> _PROBLEM DESCRIPTION_
All records must be restated word for word.

> _MATERIAL PROVIDED_
+---+
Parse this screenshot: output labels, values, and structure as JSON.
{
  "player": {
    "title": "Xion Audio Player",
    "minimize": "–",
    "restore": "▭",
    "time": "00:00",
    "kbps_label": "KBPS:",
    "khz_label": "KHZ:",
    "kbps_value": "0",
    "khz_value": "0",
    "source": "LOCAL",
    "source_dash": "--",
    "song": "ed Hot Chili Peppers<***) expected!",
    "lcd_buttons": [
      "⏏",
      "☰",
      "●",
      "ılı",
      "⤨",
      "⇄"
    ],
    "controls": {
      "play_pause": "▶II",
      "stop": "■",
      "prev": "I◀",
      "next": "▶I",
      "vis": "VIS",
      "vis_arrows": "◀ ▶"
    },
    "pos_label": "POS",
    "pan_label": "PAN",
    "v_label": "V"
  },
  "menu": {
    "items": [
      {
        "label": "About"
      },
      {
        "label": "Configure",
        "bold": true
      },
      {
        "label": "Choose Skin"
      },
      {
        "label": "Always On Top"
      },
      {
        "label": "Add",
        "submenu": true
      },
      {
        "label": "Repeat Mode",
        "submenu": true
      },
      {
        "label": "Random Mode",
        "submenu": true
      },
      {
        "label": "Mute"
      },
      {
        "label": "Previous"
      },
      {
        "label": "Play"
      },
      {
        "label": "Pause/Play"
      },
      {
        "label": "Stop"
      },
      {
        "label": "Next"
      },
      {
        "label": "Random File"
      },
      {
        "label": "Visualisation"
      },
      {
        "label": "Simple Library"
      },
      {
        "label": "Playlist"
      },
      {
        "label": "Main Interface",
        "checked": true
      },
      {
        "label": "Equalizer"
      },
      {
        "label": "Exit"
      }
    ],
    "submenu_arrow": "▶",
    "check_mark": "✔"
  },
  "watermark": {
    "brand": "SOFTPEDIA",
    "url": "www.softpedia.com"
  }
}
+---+
> _SOLUTION FOR THIS TASK_
Parse this screenshot: output labels, values, and structure as JSON.
{
  "player": {
    "title": "Xion Audio Player",
    "minimize": "–",
    "restore": "▭",
    "time": "00:00",
    "kbps_label": "KBPS:",
    "khz_label": "KHZ:",
    "kbps_value": "0",
    "khz_value": "0",
    "source": "LOCAL",
    "source_dash": "--",
    "song": "ed Hot Chili Peppers<***) expected!",
    "lcd_buttons": [
      "⏏",
      "☰",
      "●",
      "ılı",
      "⤨",
      "⇄"
    ],
    "controls": {
      "play_pause": "▶II",
      "stop": "■",
      "prev": "I◀",
      "next": "▶I",
      "vis": "VIS",
      "vis_arrows": "◀ ▶"
    },
    "pos_label": "POS",
    "pan_label": "PAN",
    "v_label": "V"
  },
  "menu": {
    "items": [
      {
        "label": "About"
      },
      {
        "label": "Configure",
        "bold": true
      },
      {
        "label": "Choose Skin"
      },
      {
        "label": "Always On Top"
      },
      {
        "label": "Add",
        "submenu": true
      },
      {
        "label": "Repeat Mode",
        "submenu": true
      },
      {
        "label": "Random Mode",
        "submenu": true
      },
      {
        "label": "Mute"
      },
      {
        "label": "Previous"
      },
      {
        "label": "Play"
      },
      {
        "label": "Pause/Play"
      },
      {
        "label": "Stop"
      },
      {
        "label": "Next"
      },
      {
        "label": "Random File"
      },
      {
        "label": "Visualisation"
      },
      {
        "label": "Simple Library"
      },
      {
        "label": "Playlist"
      },
      {
        "label": "Main Interface",
        "checked": true
      },
      {
        "label": "Equalizer"
      },
      {
        "label": "Exit"
      }
    ],
    "submenu_arrow": "▶",
    "check_mark": "✔"
  },
  "watermark": {
    "brand": "SOFTPEDIA",
    "url": "www.softpedia.com"
  }
}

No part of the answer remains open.